London: The Tibetan community in Britain stood shoulder to shoulder with those in Tibet this week, marking the death of Lobsang Jamyang with a vigil outside the Chinese embassy in London. On January the 18th, coinciding with the Tibetan observance of Lhakar (white Wednesday), members of the community each held a placard with photographs of the 16 Tibetans who have now self-immolated within the past year, and marking the tragic loss of the latest life: 22 year old Lobsang.
An educated an active member of the community of Andu area inNgaba, and an ex-monk of Adu Monastery, Lobsang Jamyang is the latest to resort to self-immolation in protest against Chinese rule in Tibet, and for the return of His Holiness the Dalai Lama.
On January 14th, in the heavily controlled region of Ngaba, Lobsang entered a public toilet near a busy intersection and doused himself in petrol. He proceeded to set himself alight, and walked to the nearby street, calling for the long life of His Holiness the Dalai Lama, and for freedom in Tibet.
Lobsang was a known active member of the ‘Tibetan Mother Language' programme, which trained and assisted with the Tibetan language in the region, however was regularly intimidated for his activist role by Chinese authorities.
The self-immolation of Lobsang led to a large public demonstration in the area, calling for his release. It has emerged that his death came two days later on January 16th, under Chinese custody, and the demonstration witnessed serious injuries and possible deaths on behalf of the Tibetans, who were fired upon and beaten by Chinese security forces.
The vigil in London which lasted two hours and was attended by around thirty members of the community, respectfully marked the loss of the latest Tibetan to take their life in flames, a final resort in unprecedented circumstances.
Chief Executive of the Tibet Society Philippa Carrick highlighted in an interview for the Tibet Post International the tragic loss of Lobsang Jamyang. She added:
"Today we are marking the latest self-immolation in Tibet. We are here today with a consistent global message: that China needs to accept there is a problem in Tibet, to address it, and to open dialogue on the Tibet issue".

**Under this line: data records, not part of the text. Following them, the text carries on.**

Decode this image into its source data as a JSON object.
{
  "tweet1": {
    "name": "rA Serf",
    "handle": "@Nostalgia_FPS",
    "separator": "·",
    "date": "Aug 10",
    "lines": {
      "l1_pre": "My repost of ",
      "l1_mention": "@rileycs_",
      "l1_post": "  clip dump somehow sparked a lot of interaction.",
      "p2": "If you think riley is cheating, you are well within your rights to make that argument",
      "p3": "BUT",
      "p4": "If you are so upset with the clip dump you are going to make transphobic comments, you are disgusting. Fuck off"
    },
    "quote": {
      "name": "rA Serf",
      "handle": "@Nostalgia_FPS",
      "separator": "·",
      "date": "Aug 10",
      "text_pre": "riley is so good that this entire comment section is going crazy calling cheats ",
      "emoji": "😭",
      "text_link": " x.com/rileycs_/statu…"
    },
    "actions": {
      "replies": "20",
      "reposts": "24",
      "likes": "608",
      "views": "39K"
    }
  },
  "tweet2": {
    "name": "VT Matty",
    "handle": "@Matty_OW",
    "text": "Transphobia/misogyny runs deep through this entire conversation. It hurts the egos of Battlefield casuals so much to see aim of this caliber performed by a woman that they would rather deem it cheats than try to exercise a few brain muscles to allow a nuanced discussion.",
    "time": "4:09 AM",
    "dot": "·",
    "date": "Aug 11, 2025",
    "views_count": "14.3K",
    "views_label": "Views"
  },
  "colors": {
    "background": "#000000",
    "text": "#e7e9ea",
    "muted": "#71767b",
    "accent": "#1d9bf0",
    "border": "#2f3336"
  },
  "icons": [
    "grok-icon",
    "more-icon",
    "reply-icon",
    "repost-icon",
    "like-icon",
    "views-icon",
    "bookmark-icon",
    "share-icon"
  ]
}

Sixteen placards, each with the photo (where possible) of the sixteen Tibetans who have self-immolated in the past year, were held aloft outside the embassy: a dutiful reminder of those who had given their life in the hope of a better future for their homeland.